Ahead of an Israeli delegation traveling to Washington DC next week, Prime Minister Benjamin Netanyahu instructed the security officials participating in the mission to voice objection to the US return to the Iran nuclear deal, but not to hold talks on the issues.
Netanyahu emphasized in a meeting with the delegation on Thursday that Israel is not a party in the nuclear agreement with Iran, and not committed to it. Clarifying that “Israel is committed to its own security interests only and will act accordingly,” an Israeli official said.
“The instructions to the senior security officials that are flying to Washington for talks is to present Israel’s opposition to the agreement in Iran and not to negotiate over it, because we are talking about a return to the previous agreement that is dangerous for Israel and the region,” the official said speaking on condition of anonymity.
“If in the future there are serious contacts on Iran’s part over an improved agreement, Israel will state its position on the characteristics and content that such an agreement should have,” the official added.
IDF Chief of Staff Aviv Kohavi, part of the delegation, will travel Sunday to meet with a number of top US defense officials, in his first trip to the US since entering his position.
Kohavi will be joined on the trip by his wife, Yael, as well as the IDF defense attaché to the US, Maj. Gen. Yehuda Fuchs, the head of the IDF’s Iran-focused Strategic and Third Ring Directorate, Maj. Gen. Tal Kalman, and the head of the IDF’s foreign relations department, Brig. Gen. Effi Defrin.
In the coming weeks, a number of other top Israeli defense officials were slated to visit the United States, including National Security Adviser Meir Ben-Shabbat, Mossad chief Yossi Cohen and Military Intelligence commander Tamir Hayman.
Kohavi, Ben-Shabbat, Cohen and Hayman all met with Netanyahu and Defense Minister Benny Gantz on Thursday to coordinate their messaging to their American counterparts.
Israel is generally concerned that the US is rushing too quickly to return to the 2015 accord, known formally as the Joint Comprehensive Plan of Action, and is ignoring the concerns of Israel and other Middle Eastern countries, notably those in the Gulf.
Israel’s ambassador to the United States and United Nations, Gilad Erdan, told the UN Security Council on Thursday that he firmly rejects the nuclear deal in its current form.
“For Israel, Iran poses an existential threat,” Erdan said. “That is why we will not see ourselves bound by any agreement that does not fully address the threat against the existence of the State of Israel. And every one of you would do the same if you were in our shoes, particularly in light of the Holocaust,” he added.
“The Biden administration also understands that the 2015 agreement was bad, we just disagree on the right way to reach a deal that will stop Iran,” Erdan told the Kan public broadcaster on Friday.
Israel and the US set up a strategic group, which last convened on April 13, to coordinate their efforts to prevent Iran from acquiring nuclear arms. The group is led by Biden’s National Security Adviser Jake Sullivan and his Israeli counterpart Ben-Shabbat.

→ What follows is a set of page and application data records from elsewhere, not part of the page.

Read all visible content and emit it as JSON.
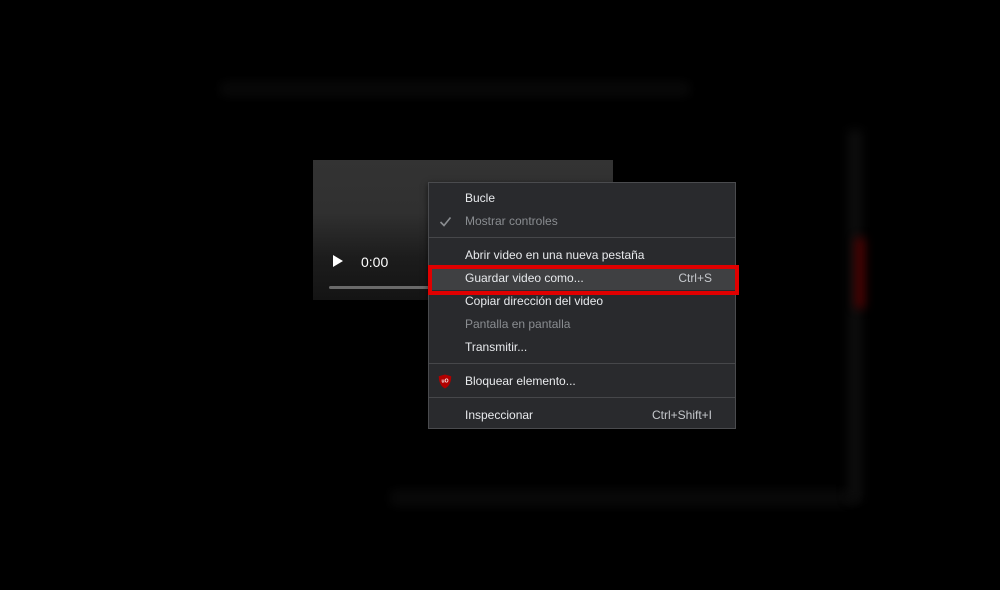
{
  "video_player": {
    "current_time": "0:00"
  },
  "context_menu": {
    "items": [
      {
        "label": "Bucle",
        "shortcut": "",
        "checked": false,
        "disabled": false,
        "icon": ""
      },
      {
        "label": "Mostrar controles",
        "shortcut": "",
        "checked": true,
        "disabled": true,
        "icon": "check-icon"
      },
      {
        "label": "Abrir video en una nueva pestaña",
        "shortcut": "",
        "checked": false,
        "disabled": false,
        "icon": ""
      },
      {
        "label": "Guardar video como...",
        "shortcut": "Ctrl+S",
        "checked": false,
        "disabled": false,
        "icon": ""
      },
      {
        "label": "Copiar dirección del video",
        "shortcut": "",
        "checked": false,
        "disabled": false,
        "icon": ""
      },
      {
        "label": "Pantalla en pantalla",
        "shortcut": "",
        "checked": false,
        "disabled": true,
        "icon": ""
      },
      {
        "label": "Transmitir...",
        "shortcut": "",
        "checked": false,
        "disabled": false,
        "icon": ""
      },
      {
        "label": "Bloquear elemento...",
        "shortcut": "",
        "checked": false,
        "disabled": false,
        "icon": "ublock-origin-icon"
      },
      {
        "label": "Inspeccionar",
        "shortcut": "Ctrl+Shift+I",
        "checked": false,
        "disabled": false,
        "icon": ""
      }
    ],
    "highlighted_item": "Guardar video como..."
  },
  "colors": {
    "background": "#000000",
    "menu_background": "#292a2d",
    "menu_text": "#e8eaed",
    "menu_disabled_text": "#8a8d91",
    "highlight_annotation": "#e00000",
    "ublock_icon": "#b00000"
  },
  "logos": {
    "ublock": "uO"
  }
}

Earlier this week, Kan news reported that Israel was lobbying the US to push for improved international oversight of Iran’s nuclear program, having concluded there will not be significant changes to the treaty but nonetheless seeking to slightly improve the terms of the pact, which is being negotiated in Vienna, with Europeans acting as intermediaries between Washington and Tehran.
Iranian President Hassan Rouhani said Tuesday that 60-70 percent of issues had been resolved in Vienna.
A spokesman for the US State Department indicated that Washington was backing down from a key prerequisite for its return to the deal.
The Biden administration had repeatedly said that it would only return to the nuclear deal if Iran first returns to compliance. However, on Tuesday, US State Department Spokesperson Ned Price said at a press conference that Washington would only need to be sure that Iran intended to return to compliance.
Israeli officials, including Netanyahu, have adamantly opposed the US returning to the nuclear deal, putting Jerusalem openly at odds with the new White House administration.
Critics have long denounced the deal’s so-called “sunset clauses,” aspects of the agreement barring Iran from certain nuclear activities that end after a certain number of years. Though the deal technically prohibits Iran from ever developing a nuclear weapon, detractors of the agreement say these clauses will allow Iran to do so with impunity once the sanctions against the regime end.
The agreement is also narrowly focused solely on the nuclear issue, ignoring Iran’s development of nuclear-capable ballistic missiles that can reach Israel and parts of Europe, as well as its constant funding and support of terror groups like Hezbollah.
Proponents of the agreement generally argue that while the deal is imperfect, it was the best possible deal that could be struck under the circumstances and at least postpones the development of an Iranian nuclear weapon.